He has reported stories such as the federal investigation into the Teamsters, the workings of the Yawkey Trust and sale of the Red Sox, organized crime, the church sex abuse scandal and the September 11 terrorist attacks. He has covered the State House, state and local politics, K-16 education, courts, crime, and general assignment.

Jack received the New England Press Association award for investigative reporting for a series on unused properties owned by the Catholic Archdiocese of Boston, and shared the association's award for business for his reporting on the sale of the Boston Red Sox. As the Ledger editorial page editor, he won second place in 2007 for editorial writing from the Inland Press Association, the nation's oldest national journalism association of nearly 900 newspapers as members.

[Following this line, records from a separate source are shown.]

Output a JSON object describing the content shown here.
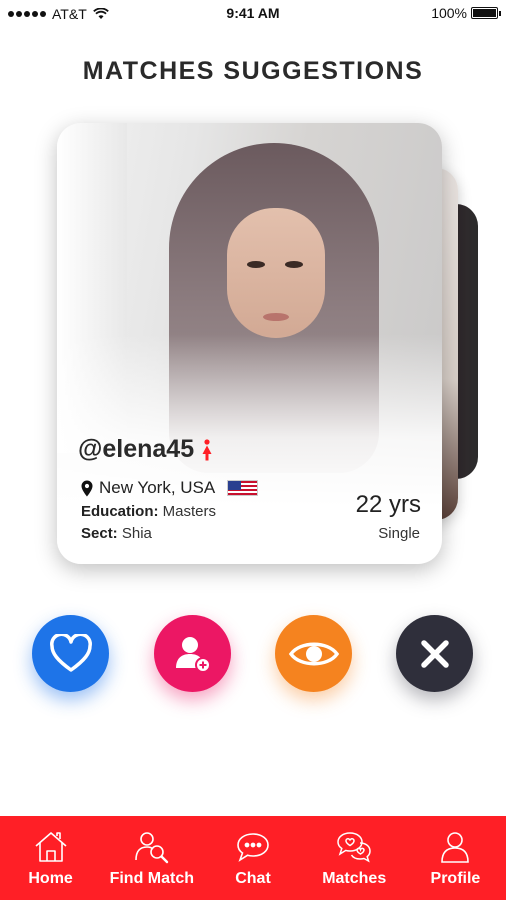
{
  "status_bar": {
    "carrier": "AT&T",
    "time": "9:41 AM",
    "battery": "100%"
  },
  "page": {
    "title": "MATCHES SUGGESTIONS"
  },
  "profile": {
    "username": "@elena45",
    "location": "New York, USA",
    "education_label": "Education:",
    "education_value": " Masters",
    "sect_label": "Sect:",
    "sect_value": " Shia",
    "age": "22 yrs",
    "status": "Single"
  },
  "actions": [
    {
      "name": "like",
      "icon": "heart-icon",
      "color": "#1e74e8"
    },
    {
      "name": "add",
      "icon": "add-user-icon",
      "color": "#ec1764"
    },
    {
      "name": "view",
      "icon": "eye-icon",
      "color": "#f5831f"
    },
    {
      "name": "skip",
      "icon": "close-icon",
      "color": "#2f2f3b"
    }
  ],
  "nav": {
    "background": "#ff1f26",
    "items": [
      {
        "label": "Home",
        "icon": "home-icon"
      },
      {
        "label": "Find Match",
        "icon": "find-match-icon"
      },
      {
        "label": "Chat",
        "icon": "chat-icon"
      },
      {
        "label": "Matches",
        "icon": "matches-icon"
      },
      {
        "label": "Profile",
        "icon": "profile-icon"
      }
    ]
  }
}
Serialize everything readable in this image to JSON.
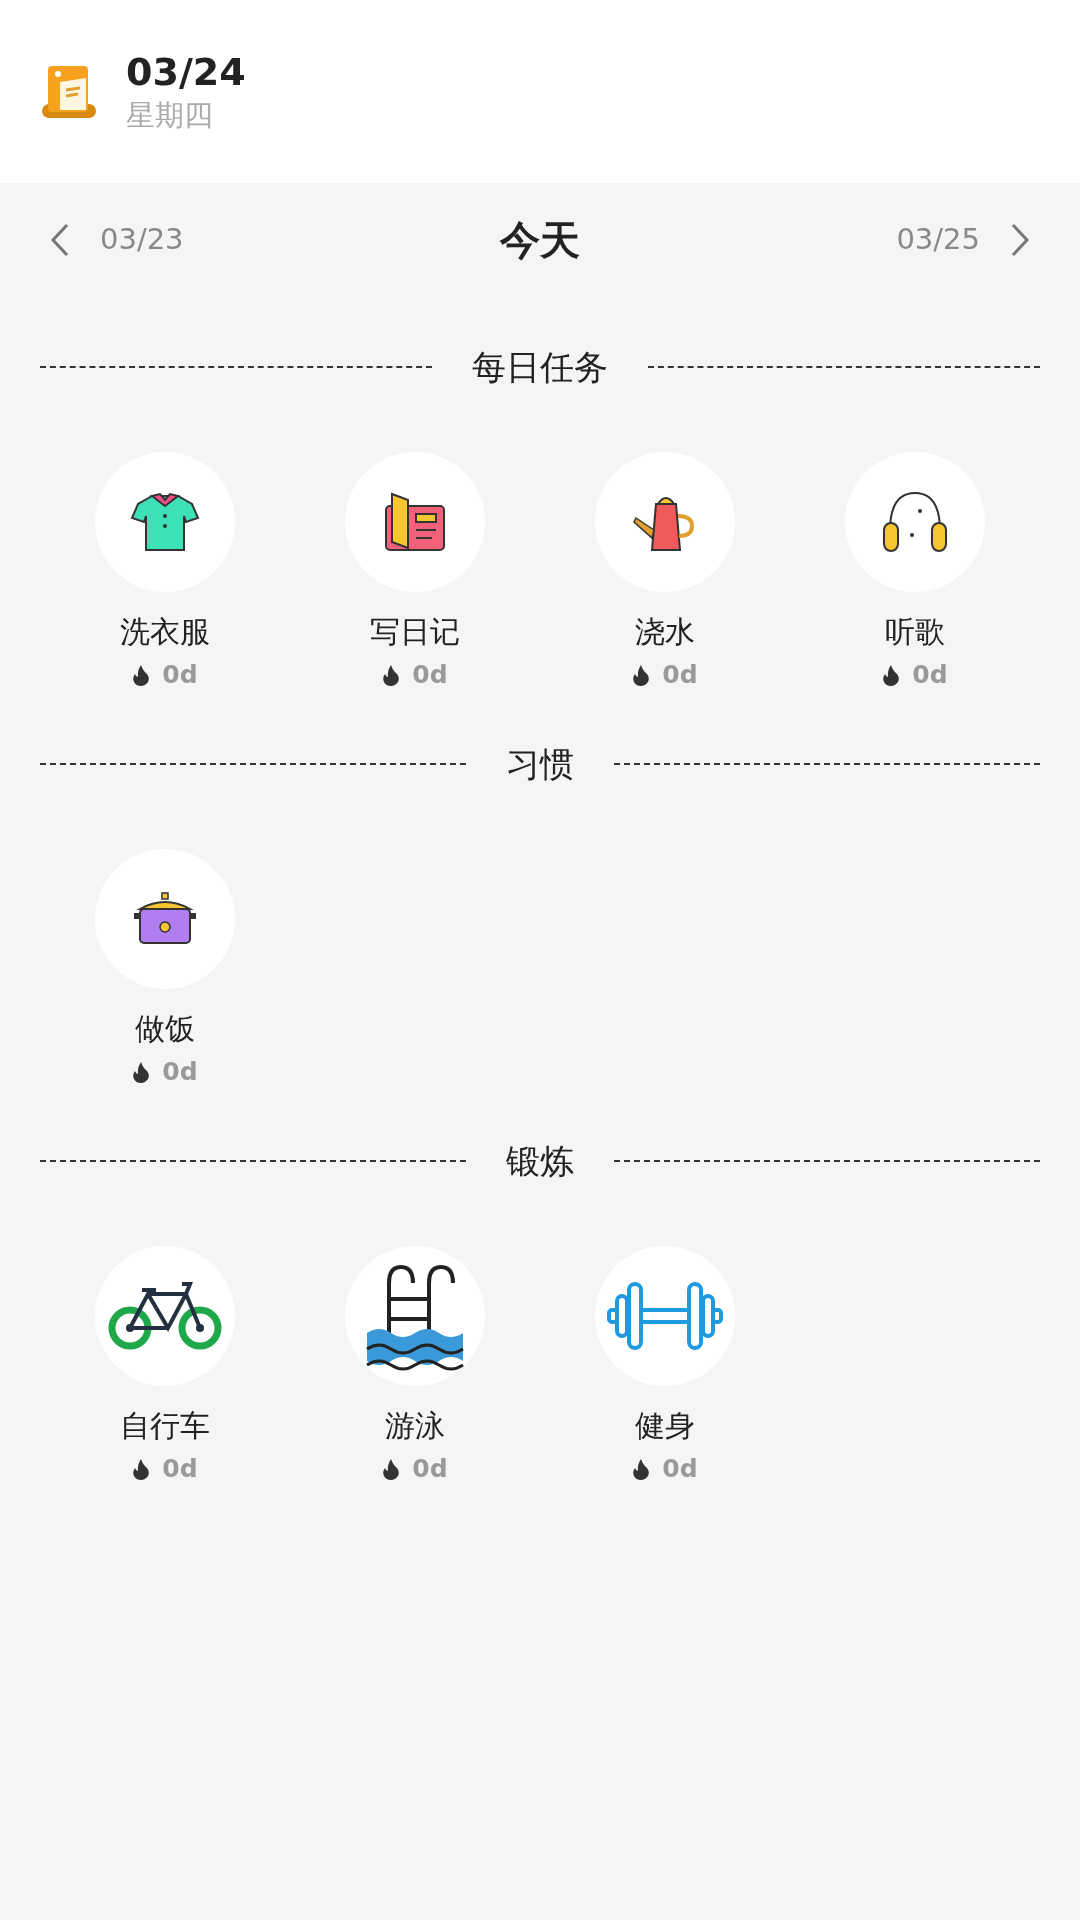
{
  "header": {
    "date": "03/24",
    "weekday": "星期四"
  },
  "nav": {
    "prev": "03/23",
    "current": "今天",
    "next": "03/25"
  },
  "sections": [
    {
      "title": "每日任务",
      "items": [
        {
          "name": "洗衣服",
          "streak": "0d",
          "kind": "shirt"
        },
        {
          "name": "写日记",
          "streak": "0d",
          "kind": "book"
        },
        {
          "name": "浇水",
          "streak": "0d",
          "kind": "watering-can"
        },
        {
          "name": "听歌",
          "streak": "0d",
          "kind": "headphones"
        }
      ]
    },
    {
      "title": "习惯",
      "items": [
        {
          "name": "做饭",
          "streak": "0d",
          "kind": "pot"
        }
      ]
    },
    {
      "title": "锻炼",
      "items": [
        {
          "name": "自行车",
          "streak": "0d",
          "kind": "bicycle"
        },
        {
          "name": "游泳",
          "streak": "0d",
          "kind": "pool-ladder"
        },
        {
          "name": "健身",
          "streak": "0d",
          "kind": "dumbbell"
        }
      ]
    }
  ]
}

At CommonWealth, Jack and editor Bruce Mohl won first place for In-Depth Reporting from the Association of Capitol Reporters and Editors for a look at special education funding in Massachusetts. The same organization also awarded first place to a unique collaboration between WFXT-TV (FOX25) and CommonWealth for a series of stories on the Boston Redevelopment Authority and city employees getting affordable housing units, written by Jack and Bruce.

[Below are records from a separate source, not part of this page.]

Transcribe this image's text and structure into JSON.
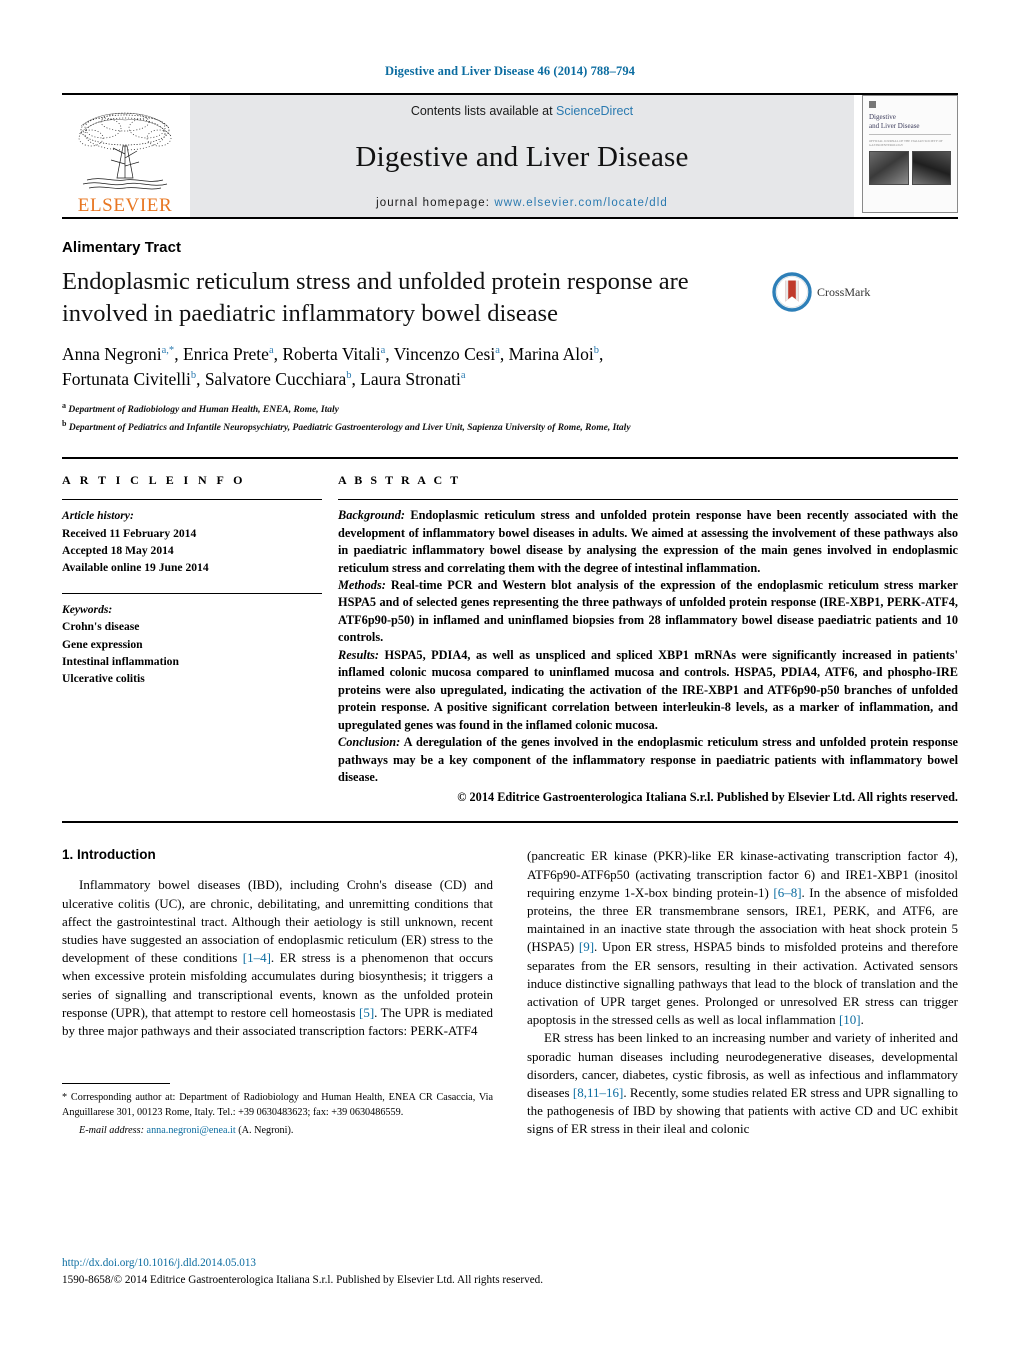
{
  "running_head": "Digestive and Liver Disease 46 (2014) 788–794",
  "masthead": {
    "publisher_logo_text": "ELSEVIER",
    "contents_prefix": "Contents lists available at ",
    "contents_link": "ScienceDirect",
    "journal_name": "Digestive and Liver Disease",
    "homepage_prefix": "journal homepage: ",
    "homepage_url": "www.elsevier.com/locate/dld",
    "cover_title_line1": "Digestive",
    "cover_title_line2": "and Liver Disease",
    "cover_subtitle": "OFFICIAL JOURNAL OF THE ITALIAN SOCIETY OF GASTROENTEROLOGY"
  },
  "article": {
    "section_label": "Alimentary Tract",
    "title": "Endoplasmic reticulum stress and unfolded protein response are involved in paediatric inflammatory bowel disease",
    "crossmark_label": "CrossMark",
    "authors_line1": "Anna Negroni",
    "authors": [
      {
        "name": "Anna Negroni",
        "marks": "a,*"
      },
      {
        "name": "Enrica Prete",
        "marks": "a"
      },
      {
        "name": "Roberta Vitali",
        "marks": "a"
      },
      {
        "name": "Vincenzo Cesi",
        "marks": "a"
      },
      {
        "name": "Marina Aloi",
        "marks": "b"
      },
      {
        "name": "Fortunata Civitelli",
        "marks": "b"
      },
      {
        "name": "Salvatore Cucchiara",
        "marks": "b"
      },
      {
        "name": "Laura Stronati",
        "marks": "a"
      }
    ],
    "affiliations": [
      {
        "mark": "a",
        "text": "Department of Radiobiology and Human Health, ENEA, Rome, Italy"
      },
      {
        "mark": "b",
        "text": "Department of Pediatrics and Infantile Neuropsychiatry, Paediatric Gastroenterology and Liver Unit, Sapienza University of Rome, Rome, Italy"
      }
    ]
  },
  "article_info": {
    "heading": "A R T I C L E   I N F O",
    "history_label": "Article history:",
    "history": [
      "Received 11 February 2014",
      "Accepted 18 May 2014",
      "Available online 19 June 2014"
    ],
    "keywords_label": "Keywords:",
    "keywords": [
      "Crohn's disease",
      "Gene expression",
      "Intestinal inflammation",
      "Ulcerative colitis"
    ]
  },
  "abstract": {
    "heading": "A B S T R A C T",
    "background_label": "Background:",
    "background": " Endoplasmic reticulum stress and unfolded protein response have been recently associated with the development of inflammatory bowel diseases in adults. We aimed at assessing the involvement of these pathways also in paediatric inflammatory bowel disease by analysing the expression of the main genes involved in endoplasmic reticulum stress and correlating them with the degree of intestinal inflammation.",
    "methods_label": "Methods:",
    "methods": " Real-time PCR and Western blot analysis of the expression of the endoplasmic reticulum stress marker HSPA5 and of selected genes representing the three pathways of unfolded protein response (IRE-XBP1, PERK-ATF4, ATF6p90-p50) in inflamed and uninflamed biopsies from 28 inflammatory bowel disease paediatric patients and 10 controls.",
    "results_label": "Results:",
    "results": " HSPA5, PDIA4, as well as unspliced and spliced XBP1 mRNAs were significantly increased in patients' inflamed colonic mucosa compared to uninflamed mucosa and controls. HSPA5, PDIA4, ATF6, and phospho-IRE proteins were also upregulated, indicating the activation of the IRE-XBP1 and ATF6p90-p50 branches of unfolded protein response. A positive significant correlation between interleukin-8 levels, as a marker of inflammation, and upregulated genes was found in the inflamed colonic mucosa.",
    "conclusion_label": "Conclusion:",
    "conclusion": " A deregulation of the genes involved in the endoplasmic reticulum stress and unfolded protein response pathways may be a key component of the inflammatory response in paediatric patients with inflammatory bowel disease.",
    "copyright": "© 2014 Editrice Gastroenterologica Italiana S.r.l. Published by Elsevier Ltd. All rights reserved."
  },
  "introduction": {
    "heading": "1.  Introduction",
    "left_p1_a": "Inflammatory bowel diseases (IBD), including Crohn's disease (CD) and ulcerative colitis (UC), are chronic, debilitating, and unremitting conditions that affect the gastrointestinal tract. Although their aetiology is still unknown, recent studies have suggested an association of endoplasmic reticulum (ER) stress to the development of these conditions ",
    "left_ref1": "[1–4]",
    "left_p1_b": ". ER stress is a phenomenon that occurs when excessive protein misfolding accumulates during biosynthesis; it triggers a series of signalling and transcriptional events, known as the unfolded protein response (UPR), that attempt to restore cell homeostasis ",
    "left_ref2": "[5]",
    "left_p1_c": ". The UPR is mediated by three major pathways and their associated transcription factors: PERK-ATF4",
    "right_p1_a": "(pancreatic ER kinase (PKR)-like ER kinase-activating transcription factor 4), ATF6p90-ATF6p50 (activating transcription factor 6) and IRE1-XBP1 (inositol requiring enzyme 1-X-box binding protein-1) ",
    "right_ref1": "[6–8]",
    "right_p1_b": ". In the absence of misfolded proteins, the three ER transmembrane sensors, IRE1, PERK, and ATF6, are maintained in an inactive state through the association with heat shock protein 5 (HSPA5) ",
    "right_ref2": "[9]",
    "right_p1_c": ". Upon ER stress, HSPA5 binds to misfolded proteins and therefore separates from the ER sensors, resulting in their activation. Activated sensors induce distinctive signalling pathways that lead to the block of translation and the activation of UPR target genes. Prolonged or unresolved ER stress can trigger apoptosis in the stressed cells as well as local inflammation ",
    "right_ref3": "[10]",
    "right_p1_d": ".",
    "right_p2_a": "ER stress has been linked to an increasing number and variety of inherited and sporadic human diseases including neurodegenerative diseases, developmental disorders, cancer, diabetes, cystic fibrosis, as well as infectious and inflammatory diseases ",
    "right_ref4": "[8,11–16]",
    "right_p2_b": ". Recently, some studies related ER stress and UPR signalling to the pathogenesis of IBD by showing that patients with active CD and UC exhibit signs of ER stress in their ileal and colonic"
  },
  "footnote": {
    "star": "*",
    "corresponding": " Corresponding author at: Department of Radiobiology and Human Health, ENEA CR Casaccia, Via Anguillarese 301, 00123 Rome, Italy. Tel.: +39 0630483623; fax: +39 0630486559.",
    "email_label": "E-mail address:",
    "email": "anna.negroni@enea.it",
    "email_suffix": " (A. Negroni)."
  },
  "page_footer": {
    "doi": "http://dx.doi.org/10.1016/j.dld.2014.05.013",
    "issn_line": "1590-8658/© 2014 Editrice Gastroenterologica Italiana S.r.l. Published by Elsevier Ltd. All rights reserved."
  },
  "colors": {
    "link_blue": "#0b6ca0",
    "sciencedirect_blue": "#2a7ab0",
    "elsevier_orange": "#E87722",
    "band_grey": "#e6e7e9"
  }
}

About Jack Sullivan

Jack Sullivan is now retired. A veteran of the Boston newspaper scene for nearly three decades. Prior to joining CommonWealth, he was editorial page editor of The Patriot Ledger in Quincy, a part of the GateHouse Media chain. Prior to that he was news editor at another GateHouse paper, The Enterprise of Brockton, and also was city edition editor at the Ledger. Jack was an investigative and enterprise reporter and executive city editor at the Boston Herald and a reporter at The Boston Globe.

He has reported stories such as the federal investigation into the Teamsters, the workings of the Yawkey Trust and sale of the Red Sox, organized crime, the church sex abuse scandal and the September 11 terrorist attacks. He has covered the State House, state and local politics, K-16 education, courts, crime, and general assignment.

Jack received the New England Press Association award for investigative reporting for a series on unused properties owned by the Catholic Archdiocese of Boston, and shared the association's award for business for his reporting on the sale of the Boston Red Sox. As the Ledger editorial page editor, he won second place in 2007 for editorial writing from the Inland Press Association, the nation's oldest national journalism association of nearly 900 newspapers as members.

At CommonWealth, Jack and editor Bruce Mohl won first place for In-Depth Reporting from the Association of Capitol Reporters and Editors for a look at special education funding in Massachusetts. The same organization also awarded first place to a unique collaboration between WFXT-TV (FOX25) and CommonWealth for a series of stories on the Boston Redevelopment Authority and city employees getting affordable housing units, written by Jack and Bruce.

Delegate Barbara T. Bush, a member of the Boston Republican City Committee, said Mihos’ rejection was simple.

“Christy had his chance and blew it four years ago,” she said. “It’s Charlie’s time.”